At the National Archaeological Museum, the bronze figurines, vases and small objects of the Karapanos collection, most of which come from Dodoni and give a complete picture of Greek metalwork from the 6th BC, are of interest. century until the Roman years. But in the last of the bronze halls one can admire original works of Greek bronze sculpture and take only a small sample of the large production of bronze statues, of which unfortunately only a few of her works have survived to the present day. The most important is the Apollo of Piraeus, the oldest large bronze statue, which can be dated around 520 BC. Along with this Apollo were found in 1959 in Piraeus and other original works dating mainly to the middle of the 4th century, the most important of which is Athena of Piraeus, attributed to Praxiteles. In the school of the same artist who was found at the bottom of the Marathon sea.
The second floor of the north and west wing houses the collection of vases of the National Museum in 10 rooms. At the beginning, the vessels of the bronze period (3rd - 2nd millennium BC) are exhibited. The collection of protogeometric and geometric vases is very rich, especially the large amphorae and kraters of the so-called "Dipylos style". In an addition, the small clay wine jar that preserves the oldest Greek inscription is exhibited. In the rest of the rooms are exhibited vases of the oriental style, proto-Attic, black-figure and red-figure from various places and mainly from Attica, which was one of the most important workshops of ancient Greek pottery. Unique in the world is the collection of white lykyths with their debased ethereal forms, produced for about half a century (460 - 400 BC).
On the upper floor of the Museum, the wall paintings recently discovered in the Akrotiri settlement of Thira are also temporarily exhibited. Stand out are the life-sized figures of women or boxers and the fisherman, which decorated the houses of the wealthy sailors of Akrotiri, the two antelopes, the "spring mural" with swallows and the unique miniature of the departure of the ships.

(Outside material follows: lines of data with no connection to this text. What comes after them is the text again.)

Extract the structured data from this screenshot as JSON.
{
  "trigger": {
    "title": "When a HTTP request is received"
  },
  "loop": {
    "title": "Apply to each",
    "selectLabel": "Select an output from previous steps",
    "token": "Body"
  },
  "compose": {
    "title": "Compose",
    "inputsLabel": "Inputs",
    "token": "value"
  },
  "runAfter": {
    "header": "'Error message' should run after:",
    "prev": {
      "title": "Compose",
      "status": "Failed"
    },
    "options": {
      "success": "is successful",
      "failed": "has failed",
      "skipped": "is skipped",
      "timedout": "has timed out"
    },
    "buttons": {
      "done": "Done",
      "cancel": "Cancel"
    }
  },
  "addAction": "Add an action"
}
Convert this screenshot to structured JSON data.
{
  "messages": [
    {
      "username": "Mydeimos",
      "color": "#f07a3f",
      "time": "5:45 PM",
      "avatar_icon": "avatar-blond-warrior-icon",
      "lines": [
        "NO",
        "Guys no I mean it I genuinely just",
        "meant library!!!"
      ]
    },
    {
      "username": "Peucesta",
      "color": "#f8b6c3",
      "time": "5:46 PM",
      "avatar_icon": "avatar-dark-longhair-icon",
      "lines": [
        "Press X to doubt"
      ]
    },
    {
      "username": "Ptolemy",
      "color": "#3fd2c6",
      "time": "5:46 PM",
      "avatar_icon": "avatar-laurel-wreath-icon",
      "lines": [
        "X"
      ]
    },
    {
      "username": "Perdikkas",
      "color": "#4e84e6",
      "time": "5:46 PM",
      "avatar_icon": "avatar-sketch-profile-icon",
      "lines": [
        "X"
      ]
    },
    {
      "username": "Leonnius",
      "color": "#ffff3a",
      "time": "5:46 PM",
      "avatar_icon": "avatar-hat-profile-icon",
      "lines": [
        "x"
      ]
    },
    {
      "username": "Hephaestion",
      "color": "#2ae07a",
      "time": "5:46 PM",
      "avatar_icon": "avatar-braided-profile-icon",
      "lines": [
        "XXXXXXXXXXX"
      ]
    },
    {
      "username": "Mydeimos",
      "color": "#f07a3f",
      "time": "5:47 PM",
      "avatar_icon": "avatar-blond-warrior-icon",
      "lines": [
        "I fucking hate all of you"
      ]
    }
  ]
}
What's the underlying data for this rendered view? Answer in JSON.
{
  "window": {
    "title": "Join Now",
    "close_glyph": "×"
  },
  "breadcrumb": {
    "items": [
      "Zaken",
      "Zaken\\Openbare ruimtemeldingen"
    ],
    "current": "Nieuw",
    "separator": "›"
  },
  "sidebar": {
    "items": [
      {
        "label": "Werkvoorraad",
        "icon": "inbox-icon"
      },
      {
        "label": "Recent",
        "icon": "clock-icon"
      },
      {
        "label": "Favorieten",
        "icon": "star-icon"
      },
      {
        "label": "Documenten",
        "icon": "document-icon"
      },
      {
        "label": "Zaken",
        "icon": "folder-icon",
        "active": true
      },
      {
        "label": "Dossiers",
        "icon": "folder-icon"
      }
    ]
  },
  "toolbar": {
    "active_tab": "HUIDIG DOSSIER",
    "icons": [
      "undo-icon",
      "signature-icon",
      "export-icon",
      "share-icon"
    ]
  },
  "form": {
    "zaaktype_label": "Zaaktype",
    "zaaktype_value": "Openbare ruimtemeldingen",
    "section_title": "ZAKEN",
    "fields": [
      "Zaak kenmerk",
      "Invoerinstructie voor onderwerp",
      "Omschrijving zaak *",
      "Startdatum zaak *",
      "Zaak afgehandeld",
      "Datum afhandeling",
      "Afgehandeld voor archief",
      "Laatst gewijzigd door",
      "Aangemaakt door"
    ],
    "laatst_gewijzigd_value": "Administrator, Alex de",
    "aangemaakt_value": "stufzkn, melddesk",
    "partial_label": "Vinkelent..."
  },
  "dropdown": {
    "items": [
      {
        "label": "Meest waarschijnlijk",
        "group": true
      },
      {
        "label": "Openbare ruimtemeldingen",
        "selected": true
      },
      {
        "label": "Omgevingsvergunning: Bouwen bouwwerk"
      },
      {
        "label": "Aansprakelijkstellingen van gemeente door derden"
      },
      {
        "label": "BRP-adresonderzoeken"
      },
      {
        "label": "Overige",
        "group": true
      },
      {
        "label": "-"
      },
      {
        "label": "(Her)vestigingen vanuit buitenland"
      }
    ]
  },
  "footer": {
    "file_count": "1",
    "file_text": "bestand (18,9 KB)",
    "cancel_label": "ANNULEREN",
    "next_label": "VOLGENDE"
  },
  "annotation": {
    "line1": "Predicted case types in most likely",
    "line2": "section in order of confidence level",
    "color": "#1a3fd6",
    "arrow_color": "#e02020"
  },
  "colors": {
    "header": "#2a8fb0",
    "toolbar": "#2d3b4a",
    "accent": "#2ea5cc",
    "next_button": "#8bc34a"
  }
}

Moreover, the Museum's collection of jewels from all periods of antiquity and mainly from the Hellenistic and Roman periods (Collection of Eleni Stathatou) is also rich.
In addition to the objects of the exhibitions, the Museum also has huge warehouses, where there is a multitude of more or less important works of ancient art. In addition, the National Archaeological Museum operates casting workshops, where plaster copies of original works are made, for anyone who wants to acquire one of the works that marked the history of world art.
Editor: Fotini Anastasopoulou